KEEL: No I do not. And if you ever do anything like that again, I’ll beat the living daylights out of you.
STEED: What the devil do you think you’re doing. nobody -
KEEL: I’m doing something I should have done a long time ago.
STEED: What the hell are you talking about?
KEEL: Knocking sone sense into that bigoted head of yours.
STEED: (LOSING TEMPER GRABS KEEL) Steady on old boy, people don’t talk to me like that.
Keel says “here’s one that does” and persists, adding that Bunty was in his trust and he thought they had an understanding - if Steed wants to be like that he’s on his own.
Steed glares at him and explains that it was a question of time; if he hadn’t used Bunty it would have taken weeks to set up another contact and a couple of dozen other girls would have been recruited into the game; there might even have been more killings. Keel reminds him that the end doesn’t justify the means and they argue the point. At that moment, Bunty comes in, diffusing the tension8, and they all leave the store together.
- The scenes of Dr Keel’s domestic ineptitude are a welcome comic relief from the heavy material of the rest of the episode.
- A pound was 20 shillings so the change is 18/6 - not much less than a pound! That would be more than a day’s wage for a shop girl.
- There is a very sordid line cut from May’s tale here. Keel tells her the sedative will do her good and she replies “Do me good? - they’ve got doctors too, plenty of them, I get examined by one every week. They looked after us very well.” In the final cut she just says “Do me good?”.

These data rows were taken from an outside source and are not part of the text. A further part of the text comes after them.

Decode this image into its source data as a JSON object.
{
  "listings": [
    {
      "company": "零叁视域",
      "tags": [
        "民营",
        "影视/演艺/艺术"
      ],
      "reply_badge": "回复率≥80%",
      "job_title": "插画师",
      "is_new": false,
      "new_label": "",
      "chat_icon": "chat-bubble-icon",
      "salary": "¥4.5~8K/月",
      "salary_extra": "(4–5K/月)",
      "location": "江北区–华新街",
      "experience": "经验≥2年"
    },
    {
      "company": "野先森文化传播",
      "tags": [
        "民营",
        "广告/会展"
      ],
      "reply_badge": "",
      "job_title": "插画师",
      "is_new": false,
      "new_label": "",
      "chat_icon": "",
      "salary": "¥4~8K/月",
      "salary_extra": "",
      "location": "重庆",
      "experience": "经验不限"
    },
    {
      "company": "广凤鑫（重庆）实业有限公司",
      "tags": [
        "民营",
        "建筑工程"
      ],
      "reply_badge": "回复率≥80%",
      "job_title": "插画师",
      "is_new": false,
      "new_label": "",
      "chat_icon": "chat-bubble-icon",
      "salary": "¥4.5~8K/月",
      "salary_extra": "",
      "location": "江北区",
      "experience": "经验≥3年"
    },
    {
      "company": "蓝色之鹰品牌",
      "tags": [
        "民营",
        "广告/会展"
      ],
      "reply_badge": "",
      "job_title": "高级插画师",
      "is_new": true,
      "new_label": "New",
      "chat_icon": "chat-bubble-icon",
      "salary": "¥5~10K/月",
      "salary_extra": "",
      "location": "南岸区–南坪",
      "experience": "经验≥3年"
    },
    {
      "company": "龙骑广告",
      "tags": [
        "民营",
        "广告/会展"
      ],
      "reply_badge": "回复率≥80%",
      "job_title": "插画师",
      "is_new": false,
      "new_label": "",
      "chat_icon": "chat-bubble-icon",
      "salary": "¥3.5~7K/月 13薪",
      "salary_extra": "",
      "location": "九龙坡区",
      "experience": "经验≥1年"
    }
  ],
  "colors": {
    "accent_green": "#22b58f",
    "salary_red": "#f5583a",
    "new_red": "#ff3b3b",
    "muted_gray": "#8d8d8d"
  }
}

- The film insert used to show the dumping of Lennie’s body sounds very like the one at the start of Square Root of Evil and is probably the same film reused.
- This is a new extreme, he is giving her £4/15/6 - more than her week’s wages - which he’s sure to call upon quickly. A young retail assistant in 1961 would probably get between £4 and £5 a week. The average adult woman’s wage for unskilled work was £7/12/-, up from 7gn. (£7/7/-) in 1960. Doris Courtney earned 10 guineas plus expenses for her evening’s work in The Frighteners so being an actor is a good wheeze. (Confusion between pounds and guineas is a central plot device of School for Traitors.)
- Sally Smith wears her hair quite differently in the rehearsal stills but is sometimes in full makeup and hair, with a headband and her hair out, almost identically, in every shot of full costume and the Tele-Snaps so I wonder if Johnny’s like about her hair being different every night was cut.
- It may be the next day rather than two days later but Dr Keel complains about not having been able to reach Bunty for three days at the end of the episode.
- She was originally going to be carrying a puppy and call excitedly, “Look at this!” - and there’s even a rehearsal still of her doing so, but the direction about the puppy has been heavily crossed out in pen and there’s a pencil notation that might read “Cut of B on loung [sic] chair”. The last two words are so scrawled as to be pretty much illegible.